Segment Start: Exercise data

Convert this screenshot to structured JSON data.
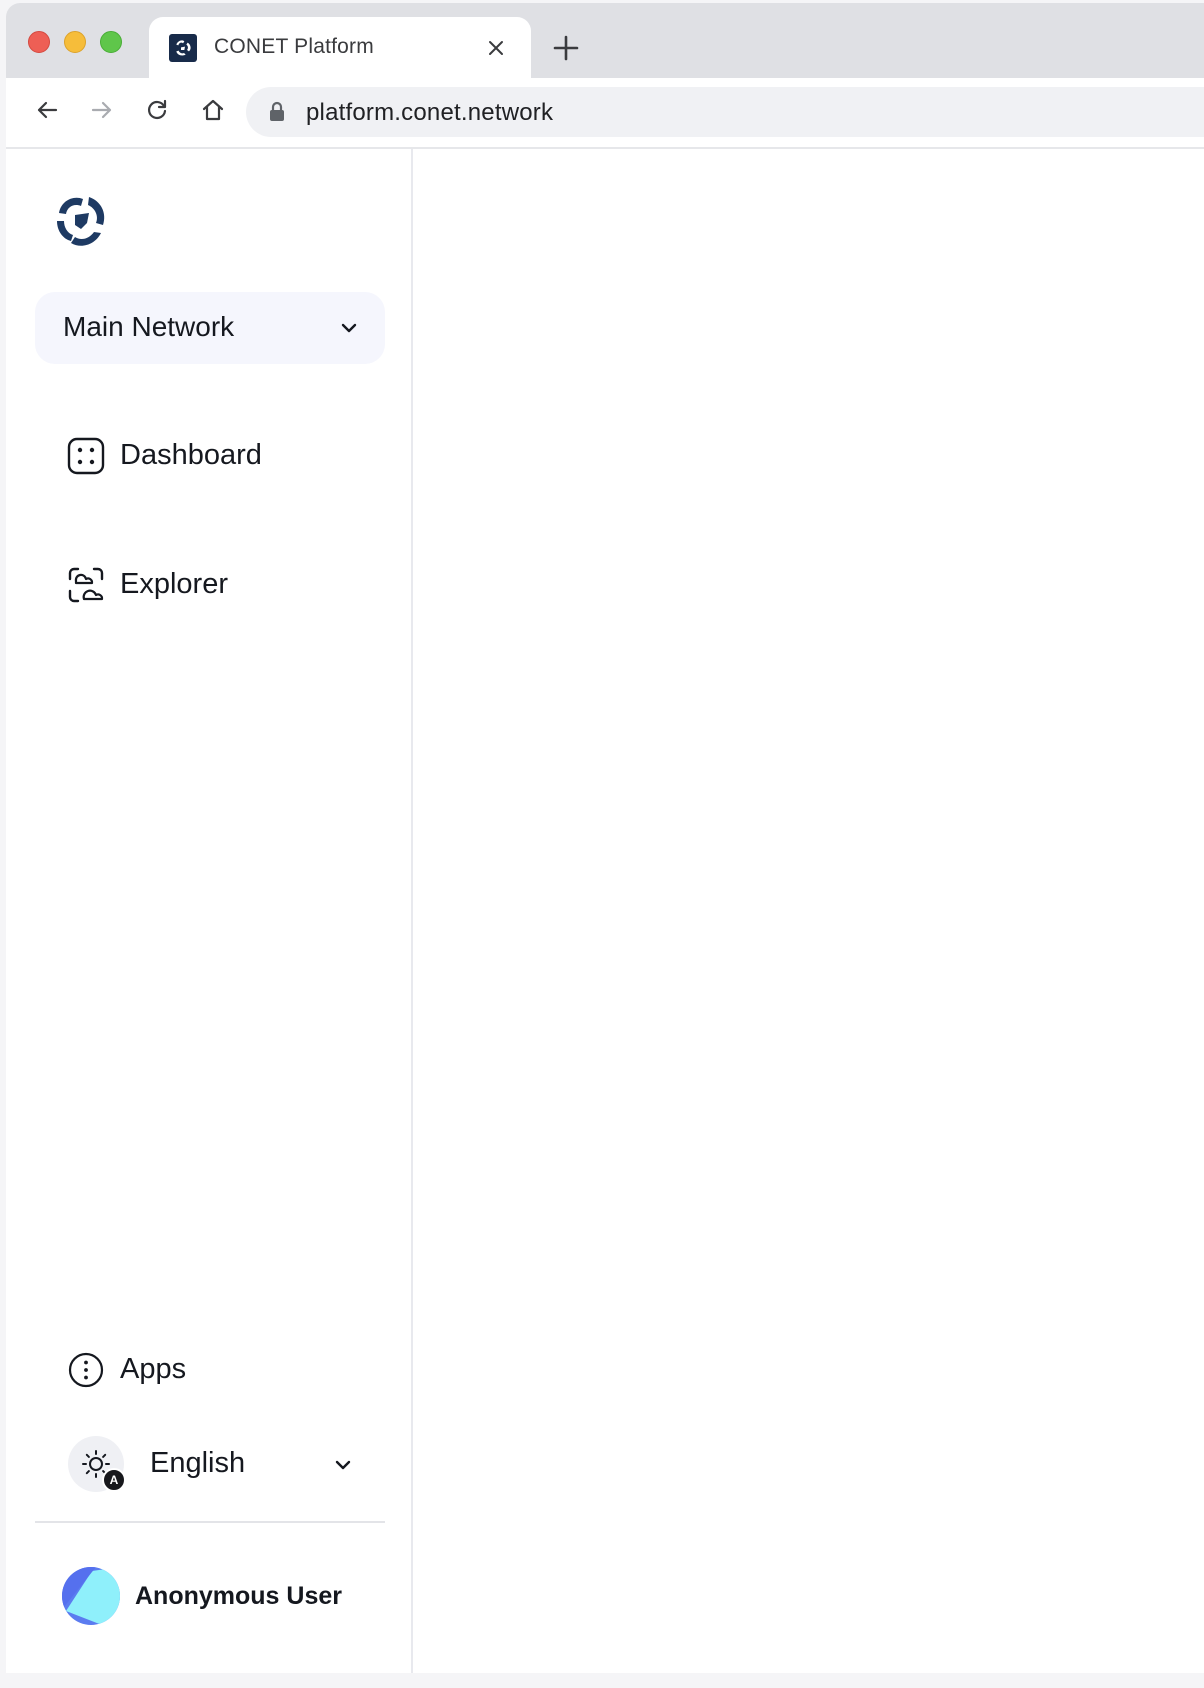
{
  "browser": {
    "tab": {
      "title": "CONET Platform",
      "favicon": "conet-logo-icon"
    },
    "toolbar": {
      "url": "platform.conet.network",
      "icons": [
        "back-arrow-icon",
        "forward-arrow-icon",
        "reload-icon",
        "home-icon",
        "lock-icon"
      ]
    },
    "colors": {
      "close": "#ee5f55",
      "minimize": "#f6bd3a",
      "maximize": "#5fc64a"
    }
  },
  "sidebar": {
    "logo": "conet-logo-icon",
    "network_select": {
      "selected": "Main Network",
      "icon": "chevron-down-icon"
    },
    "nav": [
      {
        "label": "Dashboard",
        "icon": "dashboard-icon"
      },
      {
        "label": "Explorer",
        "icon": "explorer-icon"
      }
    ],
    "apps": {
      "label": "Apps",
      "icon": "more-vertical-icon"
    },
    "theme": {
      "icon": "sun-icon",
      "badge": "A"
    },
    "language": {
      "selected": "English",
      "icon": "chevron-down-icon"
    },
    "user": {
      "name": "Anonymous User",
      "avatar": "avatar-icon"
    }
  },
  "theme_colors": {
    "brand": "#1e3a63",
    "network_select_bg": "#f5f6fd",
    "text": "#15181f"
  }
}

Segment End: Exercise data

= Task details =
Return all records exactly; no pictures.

= Result of the task =
Convert this screenshot to structured JSON data.
{
  "browser": {
    "tab": {
      "title": "CONET Platform",
      "favicon": "conet-logo-icon"
    },
    "toolbar": {
      "url": "platform.conet.network",
      "icons": [
        "back-arrow-icon",
        "forward-arrow-icon",
        "reload-icon",
        "home-icon",
        "lock-icon"
      ]
    },
    "colors": {
      "close": "#ee5f55",
      "minimize": "#f6bd3a",
      "maximize": "#5fc64a"
    }
  },
  "sidebar": {
    "logo": "conet-logo-icon",
    "network_select": {
      "selected": "Main Network",
      "icon": "chevron-down-icon"
    },
    "nav": [
      {
        "label": "Dashboard",
        "icon": "dashboard-icon"
      },
      {
        "label": "Explorer",
        "icon": "explorer-icon"
      }
    ],
    "apps": {
      "label": "Apps",
      "icon": "more-vertical-icon"
    },
    "theme": {
      "icon": "sun-icon",
      "badge": "A"
    },
    "language": {
      "selected": "English",
      "icon": "chevron-down-icon"
    },
    "user": {
      "name": "Anonymous User",
      "avatar": "avatar-icon"
    }
  },
  "theme_colors": {
    "brand": "#1e3a63",
    "network_select_bg": "#f5f6fd",
    "text": "#15181f"
  }
}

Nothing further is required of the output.